## [Prompt]
Keeping every word and mark, copy all of the data.

= = = = = = =

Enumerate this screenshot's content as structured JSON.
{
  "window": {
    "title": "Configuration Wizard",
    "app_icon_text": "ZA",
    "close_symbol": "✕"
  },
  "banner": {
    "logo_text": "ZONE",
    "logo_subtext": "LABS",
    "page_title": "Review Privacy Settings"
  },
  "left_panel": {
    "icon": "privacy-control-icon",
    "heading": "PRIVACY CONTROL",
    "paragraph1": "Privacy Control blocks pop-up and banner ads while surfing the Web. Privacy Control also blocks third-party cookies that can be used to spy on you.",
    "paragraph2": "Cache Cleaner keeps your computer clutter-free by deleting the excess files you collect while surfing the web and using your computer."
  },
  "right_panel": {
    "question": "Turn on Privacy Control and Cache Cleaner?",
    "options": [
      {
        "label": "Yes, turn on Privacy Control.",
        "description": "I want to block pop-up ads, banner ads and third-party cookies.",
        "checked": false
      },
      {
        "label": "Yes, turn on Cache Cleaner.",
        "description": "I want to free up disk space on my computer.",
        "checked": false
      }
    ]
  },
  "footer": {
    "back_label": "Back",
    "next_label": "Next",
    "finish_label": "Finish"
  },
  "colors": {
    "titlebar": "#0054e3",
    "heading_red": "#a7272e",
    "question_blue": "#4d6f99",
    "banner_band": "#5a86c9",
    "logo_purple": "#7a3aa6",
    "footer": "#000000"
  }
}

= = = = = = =

## [Solution for this problem]
Enumerate this screenshot's content as structured JSON.
{
  "window": {
    "title": "Configuration Wizard",
    "app_icon_text": "ZA",
    "close_symbol": "✕"
  },
  "banner": {
    "logo_text": "ZONE",
    "logo_subtext": "LABS",
    "page_title": "Review Privacy Settings"
  },
  "left_panel": {
    "icon": "privacy-control-icon",
    "heading": "PRIVACY CONTROL",
    "paragraph1": "Privacy Control blocks pop-up and banner ads while surfing the Web. Privacy Control also blocks third-party cookies that can be used to spy on you.",
    "paragraph2": "Cache Cleaner keeps your computer clutter-free by deleting the excess files you collect while surfing the web and using your computer."
  },
  "right_panel": {
    "question": "Turn on Privacy Control and Cache Cleaner?",
    "options": [
      {
        "label": "Yes, turn on Privacy Control.",
        "description": "I want to block pop-up ads, banner ads and third-party cookies.",
        "checked": false
      },
      {
        "label": "Yes, turn on Cache Cleaner.",
        "description": "I want to free up disk space on my computer.",
        "checked": false
      }
    ]
  },
  "footer": {
    "back_label": "Back",
    "next_label": "Next",
    "finish_label": "Finish"
  },
  "colors": {
    "titlebar": "#0054e3",
    "heading_red": "#a7272e",
    "question_blue": "#4d6f99",
    "banner_band": "#5a86c9",
    "logo_purple": "#7a3aa6",
    "footer": "#000000"
  }
}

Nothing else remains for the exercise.